_Work task:_ When a line of the entries contains the word "title", report that line.

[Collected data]
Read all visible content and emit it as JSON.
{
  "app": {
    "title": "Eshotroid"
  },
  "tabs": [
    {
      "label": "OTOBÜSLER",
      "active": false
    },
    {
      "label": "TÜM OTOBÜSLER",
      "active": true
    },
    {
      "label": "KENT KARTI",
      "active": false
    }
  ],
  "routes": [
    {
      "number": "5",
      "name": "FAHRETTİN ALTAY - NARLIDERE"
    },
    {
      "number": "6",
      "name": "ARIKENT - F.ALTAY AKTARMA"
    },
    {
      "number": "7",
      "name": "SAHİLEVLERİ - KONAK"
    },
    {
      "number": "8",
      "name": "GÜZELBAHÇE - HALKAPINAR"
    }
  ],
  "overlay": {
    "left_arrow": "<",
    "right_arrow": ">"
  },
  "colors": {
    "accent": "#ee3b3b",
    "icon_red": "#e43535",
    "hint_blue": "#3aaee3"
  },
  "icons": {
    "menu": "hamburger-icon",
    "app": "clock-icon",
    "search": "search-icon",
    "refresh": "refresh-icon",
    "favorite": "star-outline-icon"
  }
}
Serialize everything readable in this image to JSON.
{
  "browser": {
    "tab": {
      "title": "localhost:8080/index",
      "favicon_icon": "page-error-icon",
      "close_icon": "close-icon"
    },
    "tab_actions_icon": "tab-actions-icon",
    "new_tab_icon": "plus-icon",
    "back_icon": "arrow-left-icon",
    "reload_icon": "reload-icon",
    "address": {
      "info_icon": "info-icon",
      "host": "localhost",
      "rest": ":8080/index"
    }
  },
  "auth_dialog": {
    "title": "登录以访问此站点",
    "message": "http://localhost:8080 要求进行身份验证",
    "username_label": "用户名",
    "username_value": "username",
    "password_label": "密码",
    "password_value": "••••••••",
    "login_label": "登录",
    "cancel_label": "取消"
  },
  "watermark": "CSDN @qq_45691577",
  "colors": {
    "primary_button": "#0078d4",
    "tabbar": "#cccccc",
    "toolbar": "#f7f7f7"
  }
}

_Reply:_
    "title": "Eshotroid"
      "title": "localhost:8080/index",
    "title": "登录以访问此站点",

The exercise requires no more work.